Laurel is sometimes used in Christmas wreaths. The plant was once used in Roman times to symbolize victory and the plant began to symbolize Christ's victory over death. A wreath of laurel was a Roman symbol of victory and, like the plant, wreaths began to be used at Christmas to symbolize Christ's victory over death. Not having a beginning nor end, wreaths symbolize God's reign, as well as everlasting life. Ivy, since it grows by clinging onto other things, became a symbol at Christmas that represents our reliance on God, that we must cling to him. Holly (the green leaves with their red berries) became a symbol of the burning bush, as well as Christ's crown of thorns. Poinsettias are actually a Christmas tradition from the New World; the shape of the flower is supposed to represent the star of Bethlehem, and the red color is supposed to represent the blood of Christ (white flowers represent his purity).
The Yule Log
The Danish ruled over England in the 11th Century and they left behind some of their words and traditions, like a word they used for Christmas: Yule. By the 13th Century, it was in the common vernacular in England and Scotland to refer to Christmas as Yuletide. For Anglicans and Catholics, this seems familiar to us because we use similar words, such as Christmastide, Eastertide, Embertide, Passiontide, Whitsun tide, and so on. There is always the charge that the Yule log and the word yule is associated with Scandinavian paganism, but the leading British historian on paganism, Ronald Hutton, said, "Nothing certain, however, is known, and there is equal doubt over whether it was originally attached to a midwinter festival which preceded the Christian one," so they don't know for sure; I guess it depends on your bias. At any rate, the yule log is a large log intended to burn for the twelve days of Christmas (from Christmas till Epiphany).
The other day I was wondering how Santa Claus got the moniker "Kris Kringle". As it turns out, it was another Americanization of the traditions of other lands. St. Nicholas, as we discussed last year, was a real person - a bishop from the 300s. Devotion to St. Nicholas spread throughout Europe and the Middle East and he became known to the Dutch as Sinterklaas; we Americanized the pronunciation to be Santa Claus. Well, Kris Kringle is sort of the same thing.
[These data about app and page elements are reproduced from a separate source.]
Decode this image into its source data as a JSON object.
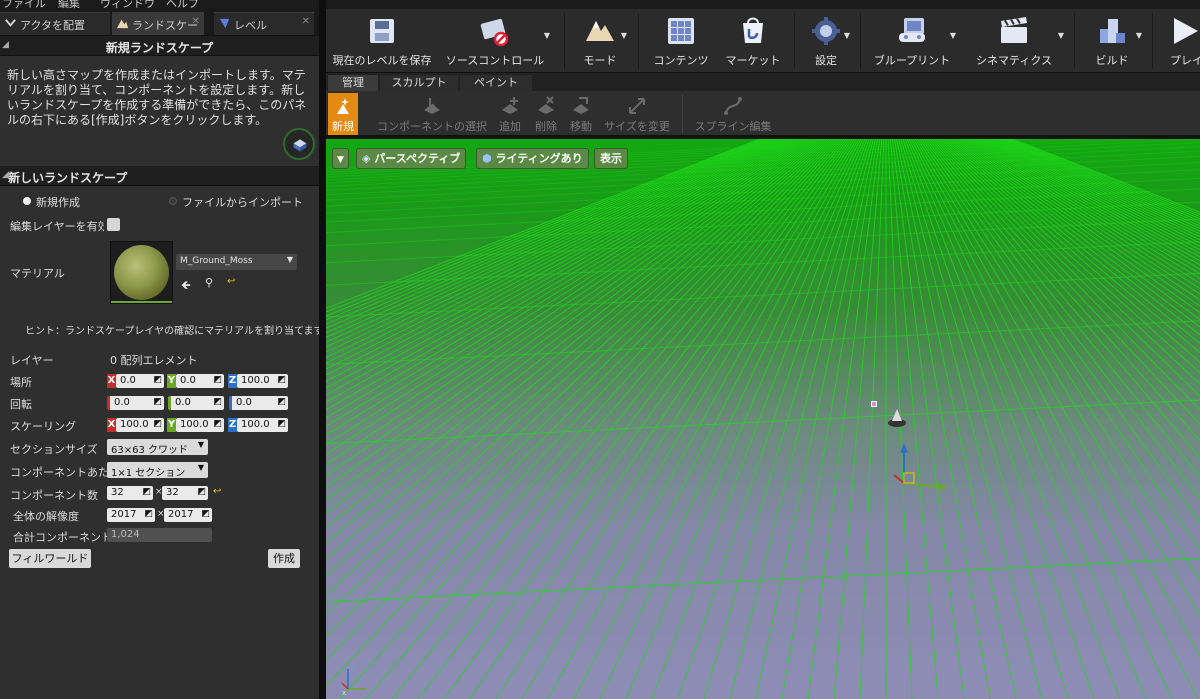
{
  "menu": [
    "ファイル",
    "編集",
    "ウィンドウ",
    "ヘルプ"
  ],
  "doc_tabs": [
    {
      "label": "アクタを配置",
      "icon": "place-actor-icon"
    },
    {
      "label": "ランドスケー",
      "icon": "landscape-icon"
    },
    {
      "label": "レベル",
      "icon": "level-icon"
    }
  ],
  "panel": {
    "title": "新規ランドスケープ",
    "description": "新しい高さマップを作成またはインポートします。マテリアルを割り当て、コンポーネントを設定します。新しいランドスケープを作成する準備ができたら、このパネルの右下にある[作成]ボタンをクリックします。",
    "section_title": "新しいランドスケープ",
    "radio_new": "新規作成",
    "radio_import": "ファイルからインポート",
    "edit_layers_label": "編集レイヤーを有効化",
    "material_label": "マテリアル",
    "material_name": "M_Ground_Moss",
    "hint": "ヒント：ランドスケープレイヤの確認にマテリアルを割り当てます",
    "layers_label": "レイヤー",
    "layers_value": "0 配列エレメント",
    "location_label": "場所",
    "location": {
      "x": "0.0",
      "y": "0.0",
      "z": "100.0"
    },
    "rotation_label": "回転",
    "rotation": {
      "x": "0.0",
      "y": "0.0",
      "z": "0.0"
    },
    "scale_label": "スケーリング",
    "scale": {
      "x": "100.0",
      "y": "100.0",
      "z": "100.0"
    },
    "section_size_label": "セクションサイズ",
    "section_size": "63×63 クワッド",
    "sections_per_component_label": "コンポーネントあたり",
    "sections_per_component": "1×1 セクション",
    "component_count_label": "コンポーネント数",
    "component_count": {
      "x": "32",
      "y": "32"
    },
    "resolution_label": "全体の解像度",
    "resolution": {
      "x": "2017",
      "y": "2017"
    },
    "total_components_label": "合計コンポーネント",
    "total_components": "1,024",
    "fill_world_button": "フィルワールド",
    "create_button": "作成"
  },
  "toolbar": [
    {
      "label": "現在のレベルを保存",
      "icon": "save-icon"
    },
    {
      "label": "ソースコントロール",
      "icon": "source-control-icon"
    },
    {
      "label": "モード",
      "icon": "modes-icon"
    },
    {
      "label": "コンテンツ",
      "icon": "content-icon"
    },
    {
      "label": "マーケット",
      "icon": "marketplace-icon"
    },
    {
      "label": "設定",
      "icon": "settings-icon"
    },
    {
      "label": "ブループリント",
      "icon": "blueprint-icon"
    },
    {
      "label": "シネマティクス",
      "icon": "cinematics-icon"
    },
    {
      "label": "ビルド",
      "icon": "build-icon"
    },
    {
      "label": "プレイ",
      "icon": "play-icon"
    }
  ],
  "mode_tabs": [
    "管理",
    "スカルプト",
    "ペイント"
  ],
  "sub_tools": [
    "新規",
    "コンポーネントの選択",
    "追加",
    "削除",
    "移動",
    "サイズを変更",
    "スプライン編集"
  ],
  "viewport": {
    "view_mode": "パースペクティブ",
    "lighting": "ライティングあり",
    "show": "表示",
    "grid_color": "#14a812"
  },
  "colors": {
    "accent": "#e48a10",
    "axis_x": "#c62e2e",
    "axis_y": "#6aa82a",
    "axis_z": "#2d6fc9"
  }
}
In many Catholic areas (like Germany, the Czech Republic, Croatia, Austria, Italy, Liechtenstein, Luxembourg, Portugal, Switzerland, Slovakia, Hungary, France, and Upper-Silesia in Poland), Christmas gifts are brought by the Christ Child. This figure was adopted because Catholic nations were feeling uncomfortable about the secularization of St. Nicholas into Santa Claus. Called 'Christkindl' by the Dutch, the Americanized version of the name became 'Kris Kringle' - in America, the name became an alias of Santa Claus and by modern times, and in Europe the figure 'Christkindl' is no longer the Christ Child, but is now played by a woman dressed up like a queen, so sadly their attempts to fight the secularization of Christmas symbols has been a failure.
The Creche, or Nativity Scene
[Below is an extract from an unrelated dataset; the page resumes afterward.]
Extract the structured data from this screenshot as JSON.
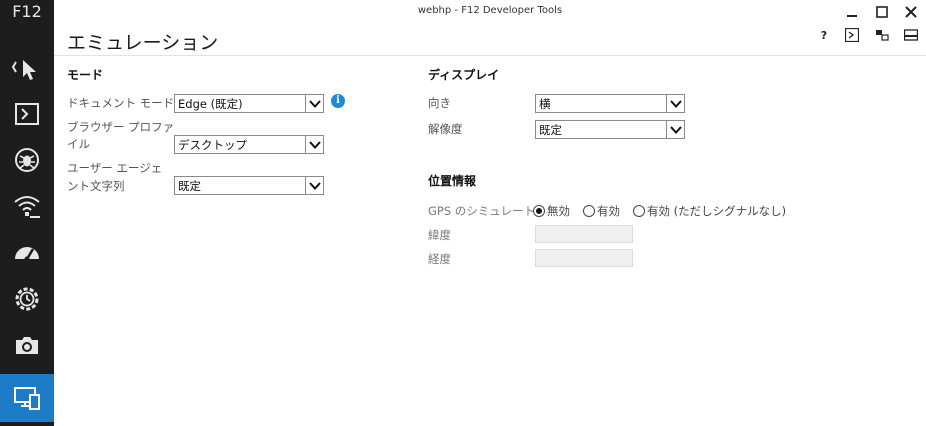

St. Francis of Assisi (b. 1181, d. 1226) started the first nativity scene. By the time of St. Francis, Islam had spread over a large portion of the world, including areas that were at one time Christian. As part of devotion or penance, many Christians traveled to the Holy Land on pilgrimages, but the Muslims were often robbing or killing pilgrims. Eventually, the Holy Land would become off-limits to Christians; St. Francis' solution was to bring the Holy Land to Europe! For Christmas he assembled the manger scene, allowing Christians to pray in devotion to the place of Christ's birth without making the harsh and dangerous journey to Bethlehem. (In a similar way, the Stations of the Cross, which we pray during Lent, is also a Franciscan devotion he created for the same reason).
These are just some of the symbols we've come to embrace at Christmastime. Regardless of their origin, they've become symbols of our faith and remind us at every glance that our Lord is with us and he is victorious. As the evergreens and holly survive the harsh winters of the north, we are called to survive this harsh winter on earth until the Lord, victorious over death and the devil, will reign in power and glory forever and ever. Amen!